WHAT YOU HAVE TO DO: Output all of the records again, exactly as written.

DATA SUPPLIED:
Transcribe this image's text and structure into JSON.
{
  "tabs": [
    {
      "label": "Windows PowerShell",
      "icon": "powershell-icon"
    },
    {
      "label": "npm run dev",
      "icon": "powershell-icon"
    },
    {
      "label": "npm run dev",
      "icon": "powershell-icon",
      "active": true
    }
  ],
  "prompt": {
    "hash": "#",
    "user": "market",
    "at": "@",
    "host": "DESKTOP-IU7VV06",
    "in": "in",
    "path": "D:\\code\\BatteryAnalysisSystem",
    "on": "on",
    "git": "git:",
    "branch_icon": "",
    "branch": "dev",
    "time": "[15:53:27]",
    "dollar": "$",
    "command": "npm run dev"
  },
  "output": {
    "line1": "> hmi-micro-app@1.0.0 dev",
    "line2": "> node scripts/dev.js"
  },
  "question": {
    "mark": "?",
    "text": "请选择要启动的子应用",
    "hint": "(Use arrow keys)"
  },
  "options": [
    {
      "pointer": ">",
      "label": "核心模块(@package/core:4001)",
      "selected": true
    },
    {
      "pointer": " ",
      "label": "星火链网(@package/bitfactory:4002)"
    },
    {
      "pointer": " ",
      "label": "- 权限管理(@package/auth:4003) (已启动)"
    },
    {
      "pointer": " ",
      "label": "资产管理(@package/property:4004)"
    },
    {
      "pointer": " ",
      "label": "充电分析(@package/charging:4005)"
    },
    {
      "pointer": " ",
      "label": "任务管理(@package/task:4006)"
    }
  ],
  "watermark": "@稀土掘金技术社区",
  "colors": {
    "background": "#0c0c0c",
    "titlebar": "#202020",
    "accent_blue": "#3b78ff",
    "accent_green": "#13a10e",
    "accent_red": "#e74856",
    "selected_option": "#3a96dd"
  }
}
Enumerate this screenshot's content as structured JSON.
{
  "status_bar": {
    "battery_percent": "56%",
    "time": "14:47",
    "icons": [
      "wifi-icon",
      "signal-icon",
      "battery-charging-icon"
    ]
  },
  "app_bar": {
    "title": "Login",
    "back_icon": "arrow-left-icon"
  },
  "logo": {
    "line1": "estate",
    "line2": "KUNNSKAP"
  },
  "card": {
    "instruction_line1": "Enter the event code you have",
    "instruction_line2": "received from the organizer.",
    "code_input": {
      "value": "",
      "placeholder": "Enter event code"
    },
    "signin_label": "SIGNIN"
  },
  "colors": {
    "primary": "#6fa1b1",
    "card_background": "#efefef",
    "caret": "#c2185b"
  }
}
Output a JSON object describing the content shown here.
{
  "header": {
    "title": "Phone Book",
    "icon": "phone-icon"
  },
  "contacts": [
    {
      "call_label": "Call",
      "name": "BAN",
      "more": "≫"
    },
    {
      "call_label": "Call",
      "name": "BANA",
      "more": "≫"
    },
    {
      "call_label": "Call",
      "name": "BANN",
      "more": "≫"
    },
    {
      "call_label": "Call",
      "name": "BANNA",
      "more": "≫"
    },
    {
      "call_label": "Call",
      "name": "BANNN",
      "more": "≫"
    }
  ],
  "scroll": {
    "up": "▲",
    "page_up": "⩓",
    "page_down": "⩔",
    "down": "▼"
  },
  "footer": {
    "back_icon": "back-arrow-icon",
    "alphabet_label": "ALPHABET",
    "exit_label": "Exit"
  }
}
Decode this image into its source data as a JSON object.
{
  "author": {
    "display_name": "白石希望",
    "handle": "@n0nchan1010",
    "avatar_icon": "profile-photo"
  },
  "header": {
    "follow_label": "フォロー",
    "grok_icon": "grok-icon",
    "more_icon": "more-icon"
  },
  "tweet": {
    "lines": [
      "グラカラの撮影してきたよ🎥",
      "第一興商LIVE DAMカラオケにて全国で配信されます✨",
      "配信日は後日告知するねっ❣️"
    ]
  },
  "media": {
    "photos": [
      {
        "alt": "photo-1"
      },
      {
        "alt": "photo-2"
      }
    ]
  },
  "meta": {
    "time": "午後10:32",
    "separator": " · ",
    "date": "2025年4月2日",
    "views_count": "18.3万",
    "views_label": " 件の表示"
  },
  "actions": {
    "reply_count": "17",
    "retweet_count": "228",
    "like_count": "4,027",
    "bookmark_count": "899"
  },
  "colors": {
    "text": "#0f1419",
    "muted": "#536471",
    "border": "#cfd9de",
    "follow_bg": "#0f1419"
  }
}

EXERCISE RESULT:
Transcribe this image's text and structure into JSON.
{
  "tabs": [
    {
      "label": "Windows PowerShell",
      "icon": "powershell-icon"
    },
    {
      "label": "npm run dev",
      "icon": "powershell-icon"
    },
    {
      "label": "npm run dev",
      "icon": "powershell-icon",
      "active": true
    }
  ],
  "prompt": {
    "hash": "#",
    "user": "market",
    "at": "@",
    "host": "DESKTOP-IU7VV06",
    "in": "in",
    "path": "D:\\code\\BatteryAnalysisSystem",
    "on": "on",
    "git": "git:",
    "branch_icon": "",
    "branch": "dev",
    "time": "[15:53:27]",
    "dollar": "$",
    "command": "npm run dev"
  },
  "output": {
    "line1": "> hmi-micro-app@1.0.0 dev",
    "line2": "> node scripts/dev.js"
  },
  "question": {
    "mark": "?",
    "text": "请选择要启动的子应用",
    "hint": "(Use arrow keys)"
  },
  "options": [
    {
      "pointer": ">",
      "label": "核心模块(@package/core:4001)",
      "selected": true
    },
    {
      "pointer": " ",
      "label": "星火链网(@package/bitfactory:4002)"
    },
    {
      "pointer": " ",
      "label": "- 权限管理(@package/auth:4003) (已启动)"
    },
    {
      "pointer": " ",
      "label": "资产管理(@package/property:4004)"
    },
    {
      "pointer": " ",
      "label": "充电分析(@package/charging:4005)"
    },
    {
      "pointer": " ",
      "label": "任务管理(@package/task:4006)"
    }
  ],
  "watermark": "@稀土掘金技术社区",
  "colors": {
    "background": "#0c0c0c",
    "titlebar": "#202020",
    "accent_blue": "#3b78ff",
    "accent_green": "#13a10e",
    "accent_red": "#e74856",
    "selected_option": "#3a96dd"
  }
}
Enumerate this screenshot's content as structured JSON.
{
  "status_bar": {
    "battery_percent": "56%",
    "time": "14:47",
    "icons": [
      "wifi-icon",
      "signal-icon",
      "battery-charging-icon"
    ]
  },
  "app_bar": {
    "title": "Login",
    "back_icon": "arrow-left-icon"
  },
  "logo": {
    "line1": "estate",
    "line2": "KUNNSKAP"
  },
  "card": {
    "instruction_line1": "Enter the event code you have",
    "instruction_line2": "received from the organizer.",
    "code_input": {
      "value": "",
      "placeholder": "Enter event code"
    },
    "signin_label": "SIGNIN"
  },
  "colors": {
    "primary": "#6fa1b1",
    "card_background": "#efefef",
    "caret": "#c2185b"
  }
}
Output a JSON object describing the content shown here.
{
  "header": {
    "title": "Phone Book",
    "icon": "phone-icon"
  },
  "contacts": [
    {
      "call_label": "Call",
      "name": "BAN",
      "more": "≫"
    },
    {
      "call_label": "Call",
      "name": "BANA",
      "more": "≫"
    },
    {
      "call_label": "Call",
      "name": "BANN",
      "more": "≫"
    },
    {
      "call_label": "Call",
      "name": "BANNA",
      "more": "≫"
    },
    {
      "call_label": "Call",
      "name": "BANNN",
      "more": "≫"
    }
  ],
  "scroll": {
    "up": "▲",
    "page_up": "⩓",
    "page_down": "⩔",
    "down": "▼"
  },
  "footer": {
    "back_icon": "back-arrow-icon",
    "alphabet_label": "ALPHABET",
    "exit_label": "Exit"
  }
}
Decode this image into its source data as a JSON object.
{
  "author": {
    "display_name": "白石希望",
    "handle": "@n0nchan1010",
    "avatar_icon": "profile-photo"
  },
  "header": {
    "follow_label": "フォロー",
    "grok_icon": "grok-icon",
    "more_icon": "more-icon"
  },
  "tweet": {
    "lines": [
      "グラカラの撮影してきたよ🎥",
      "第一興商LIVE DAMカラオケにて全国で配信されます✨",
      "配信日は後日告知するねっ❣️"
    ]
  },
  "media": {
    "photos": [
      {
        "alt": "photo-1"
      },
      {
        "alt": "photo-2"
      }
    ]
  },
  "meta": {
    "time": "午後10:32",
    "separator": " · ",
    "date": "2025年4月2日",
    "views_count": "18.3万",
    "views_label": " 件の表示"
  },
  "actions": {
    "reply_count": "17",
    "retweet_count": "228",
    "like_count": "4,027",
    "bookmark_count": "899"
  },
  "colors": {
    "text": "#0f1419",
    "muted": "#536471",
    "border": "#cfd9de",
    "follow_bg": "#0f1419"
  }
}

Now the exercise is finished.